‘Fine Gael gain but the Collins’ dynasty survives’
More or less the old Limerick West, having gained some territory in the east from Limerick East and lost some in the west to Kerry North. It made the constituency representative of most of rural county Limerick, excluding the western parts.
Since its creation as a 3-seater in 1948, it had been one of the most stable constituencies in the country, returning 2 Fianna Fail TDs at every election bar 1997.
Fianna Fail’s decision to run just one candidate, following the last-minute retirement of John Cregan, therefore showed how much things had changed. However, some things remain the same: the Collins family has won a seat here at every election since grandfather James was first elected in 1948, and incumbent Niall maintained this family tradition. Moreover, he headed the poll, the only Fianna Fail candidate apart from party leader Micheál Martin to do this.
Fine Gael was assured of two seats. Incumbent Dan Neville was re-elected, and Fine Gael’s second seat was taken by the youthful Patrick O’Donovan, a former President of Young Fine Gael, from Newcastle West, who won more than twice as many votes as Bill O’Donnell, nephew of former minister Tom. O’Donnell and O’Donovan had publicly clashed with each other on Limerick County Council prior to the election over cuts to the minimum wage. O’Donnell had refused to back a motion calling for a reversal of the reduction to the pay rate saying the cut could save businesses and jobs.
Labour’s James Heffernan trebled the party’s vote share, but despite his impressive performance he was 700 votes behind Niall Collins on the last count. There were three other constituencies where the party won a seat with less than the 17.6 per cent that Heffernan garnered.

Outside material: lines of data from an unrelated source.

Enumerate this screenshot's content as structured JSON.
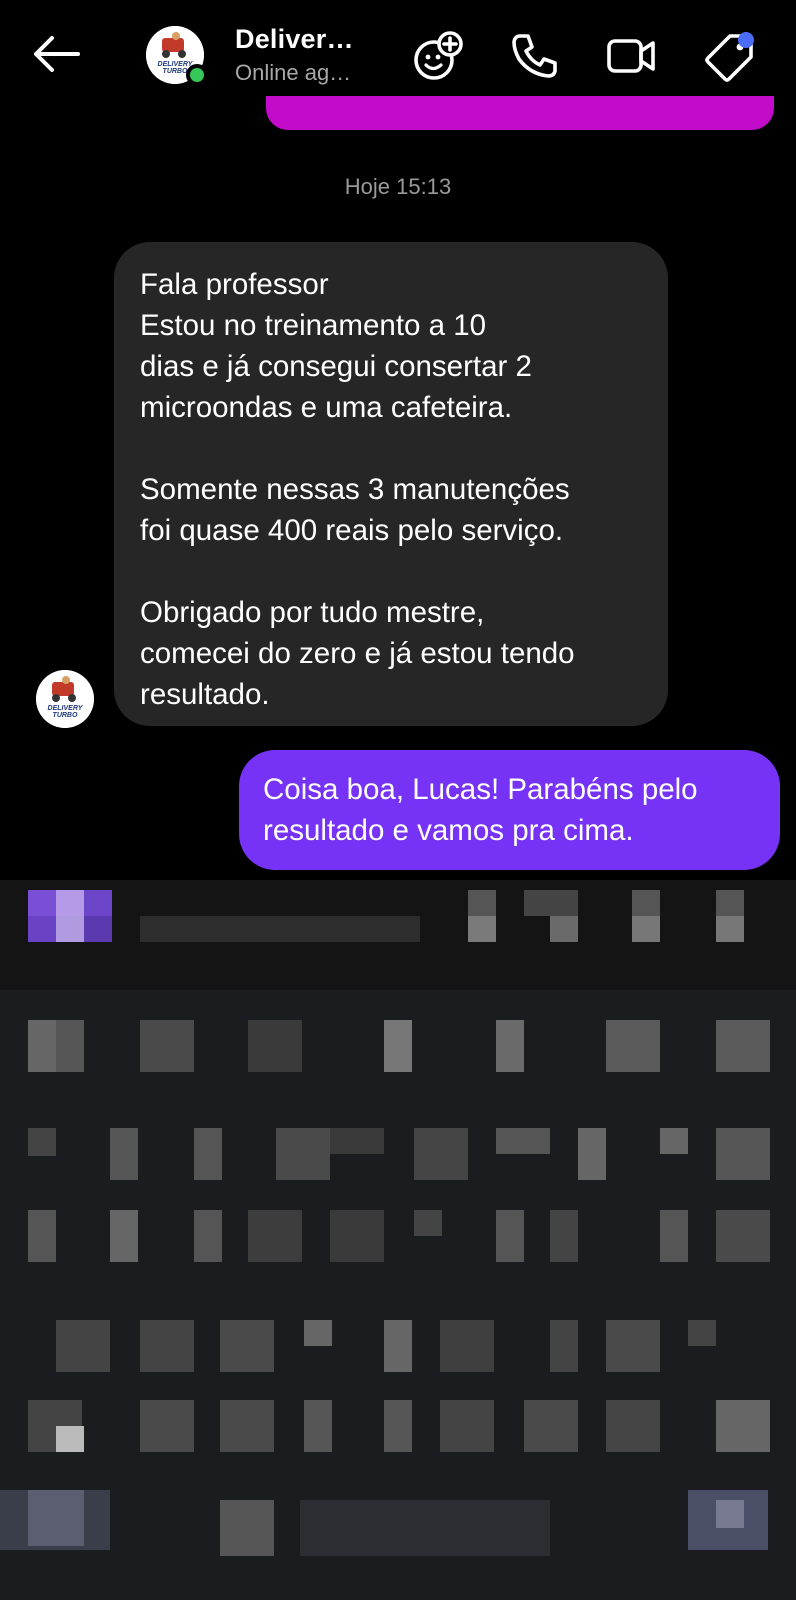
{
  "header": {
    "contact_name": "Deliver…",
    "status": "Online ag…",
    "icons": [
      "back-arrow-icon",
      "avatar-effects-icon",
      "phone-icon",
      "video-camera-icon",
      "tag-icon"
    ]
  },
  "conversation": {
    "timestamp": "Hoje 15:13",
    "incoming": {
      "avatar_logo_text": [
        "DELIVERY",
        "TURBO"
      ],
      "lines": [
        "Fala professor",
        "Estou no treinamento a 10",
        "dias e já consegui consertar 2",
        "microondas e uma cafeteira.",
        "",
        "Somente nessas 3 manutenções",
        "foi quase 400 reais pelo serviço.",
        "",
        "Obrigado por tudo mestre,",
        "comecei do zero e já estou tendo",
        "resultado."
      ]
    },
    "outgoing": {
      "lines": [
        "Coisa boa, Lucas! Parabéns pelo",
        "resultado e vamos pra cima."
      ]
    }
  },
  "colors": {
    "background": "#000000",
    "incoming_bubble": "#262626",
    "outgoing_bubble": "#7733f5",
    "previous_bubble": "#c20cc9",
    "online_indicator": "#35c759",
    "notification_dot": "#4a6cf7"
  }
}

Former IFA president John Dillon polled respectably but was never in contention for a seat.